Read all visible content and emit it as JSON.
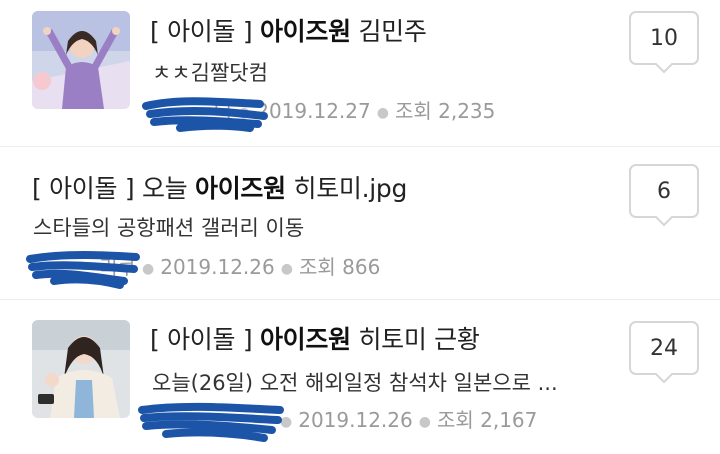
{
  "posts": [
    {
      "category_open": "[ 아이돌 ]",
      "keyword": "아이즈원",
      "title_rest": "김민주",
      "subtitle": "ㅊㅊ김짤닷컴",
      "author_partial": "더",
      "date": "2019.12.27",
      "views_label": "조회",
      "views": "2,235",
      "comments": "10",
      "thumbnail": "photo-thumbnail"
    },
    {
      "category_open": "[ 아이돌 ]",
      "title_prefix": "오늘",
      "keyword": "아이즈원",
      "title_rest": "히토미.jpg",
      "subtitle": "스타들의 공항패션 갤러리 이동",
      "author_partial": "리쿠",
      "date": "2019.12.26",
      "views_label": "조회",
      "views": "866",
      "comments": "6"
    },
    {
      "category_open": "[ 아이돌 ]",
      "keyword": "아이즈원",
      "title_rest": "히토미 근황",
      "subtitle": "오늘(26일) 오전 해외일정 참석차 일본으로 ...",
      "author_partial": "",
      "date": "2019.12.26",
      "views_label": "조회",
      "views": "2,167",
      "comments": "24",
      "thumbnail": "photo-thumbnail"
    }
  ],
  "colors": {
    "redaction": "#1c55a8",
    "meta_text": "#9a9a9a",
    "divider": "#ececec"
  }
}
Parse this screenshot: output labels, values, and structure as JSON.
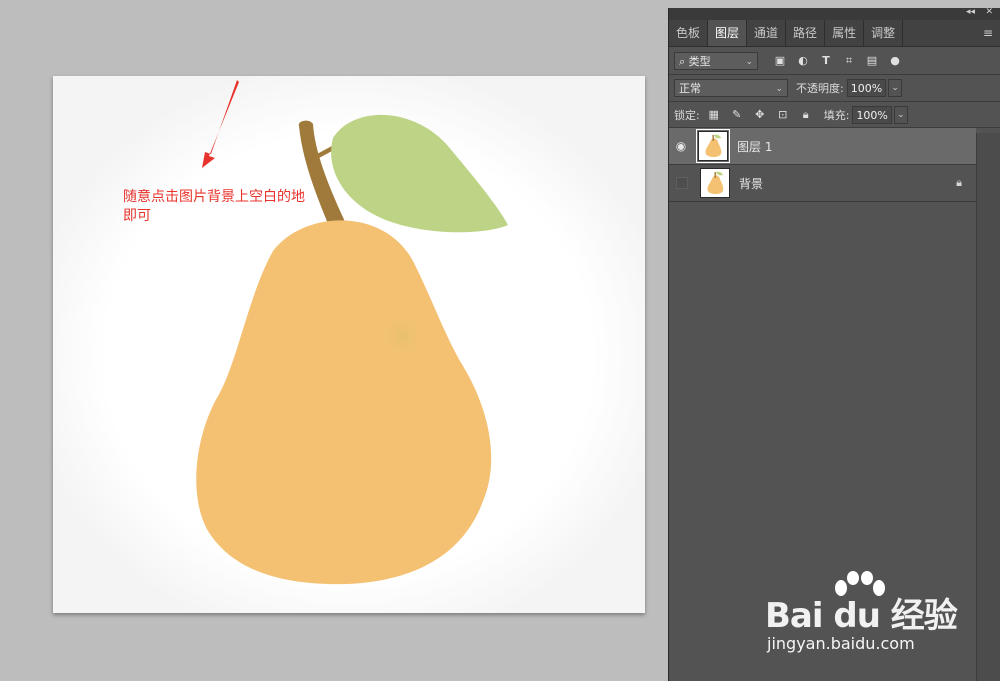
{
  "canvas": {
    "annotation": "随意点击图片背景上空白的地即可",
    "colors": {
      "pear": "#f4c173",
      "leaf": "#bdd385",
      "stem": "#a07a3a",
      "arrow": "#e8332c"
    }
  },
  "panel": {
    "tabs": [
      "色板",
      "图层",
      "通道",
      "路径",
      "属性",
      "调整"
    ],
    "active_tab": "图层",
    "filter": {
      "value": "类型"
    },
    "blend_mode": "正常",
    "opacity_label": "不透明度:",
    "opacity_value": "100%",
    "lock_label": "锁定:",
    "fill_label": "填充:",
    "fill_value": "100%",
    "layers": [
      {
        "name": "图层 1",
        "visible": true,
        "selected": true
      },
      {
        "name": "背景",
        "visible": false,
        "locked": true
      }
    ]
  },
  "watermark": {
    "brand": "Bai du 经验",
    "url": "jingyan.baidu.com"
  }
}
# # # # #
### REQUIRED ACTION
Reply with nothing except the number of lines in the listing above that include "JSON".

### ANSWER SPACE
2